=== Recorded data ===
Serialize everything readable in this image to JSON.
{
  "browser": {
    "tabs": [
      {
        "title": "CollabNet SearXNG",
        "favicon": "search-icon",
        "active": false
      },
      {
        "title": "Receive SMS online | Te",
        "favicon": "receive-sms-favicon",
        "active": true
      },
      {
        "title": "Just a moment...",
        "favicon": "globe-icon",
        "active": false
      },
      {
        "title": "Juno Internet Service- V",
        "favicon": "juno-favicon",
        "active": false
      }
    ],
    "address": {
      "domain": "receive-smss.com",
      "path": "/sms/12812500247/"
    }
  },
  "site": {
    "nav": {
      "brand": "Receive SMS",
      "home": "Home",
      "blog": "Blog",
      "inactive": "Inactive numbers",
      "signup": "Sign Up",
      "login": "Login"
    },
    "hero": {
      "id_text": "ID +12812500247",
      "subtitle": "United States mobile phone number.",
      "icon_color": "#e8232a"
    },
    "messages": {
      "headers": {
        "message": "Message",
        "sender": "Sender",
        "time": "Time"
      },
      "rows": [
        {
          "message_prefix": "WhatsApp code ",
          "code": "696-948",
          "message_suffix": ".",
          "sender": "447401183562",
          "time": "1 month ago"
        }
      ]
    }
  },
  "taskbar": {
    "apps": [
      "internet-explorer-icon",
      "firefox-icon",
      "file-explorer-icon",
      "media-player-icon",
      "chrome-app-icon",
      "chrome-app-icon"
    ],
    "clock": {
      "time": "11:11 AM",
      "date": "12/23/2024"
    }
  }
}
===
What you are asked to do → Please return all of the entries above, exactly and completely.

Finished task →
Serialize everything readable in this image to JSON.
{
  "browser": {
    "tabs": [
      {
        "title": "CollabNet SearXNG",
        "favicon": "search-icon",
        "active": false
      },
      {
        "title": "Receive SMS online | Te",
        "favicon": "receive-sms-favicon",
        "active": true
      },
      {
        "title": "Just a moment...",
        "favicon": "globe-icon",
        "active": false
      },
      {
        "title": "Juno Internet Service- V",
        "favicon": "juno-favicon",
        "active": false
      }
    ],
    "address": {
      "domain": "receive-smss.com",
      "path": "/sms/12812500247/"
    }
  },
  "site": {
    "nav": {
      "brand": "Receive SMS",
      "home": "Home",
      "blog": "Blog",
      "inactive": "Inactive numbers",
      "signup": "Sign Up",
      "login": "Login"
    },
    "hero": {
      "id_text": "ID +12812500247",
      "subtitle": "United States mobile phone number.",
      "icon_color": "#e8232a"
    },
    "messages": {
      "headers": {
        "message": "Message",
        "sender": "Sender",
        "time": "Time"
      },
      "rows": [
        {
          "message_prefix": "WhatsApp code ",
          "code": "696-948",
          "message_suffix": ".",
          "sender": "447401183562",
          "time": "1 month ago"
        }
      ]
    }
  },
  "taskbar": {
    "apps": [
      "internet-explorer-icon",
      "firefox-icon",
      "file-explorer-icon",
      "media-player-icon",
      "chrome-app-icon",
      "chrome-app-icon"
    ],
    "clock": {
      "time": "11:11 AM",
      "date": "12/23/2024"
    }
  }
}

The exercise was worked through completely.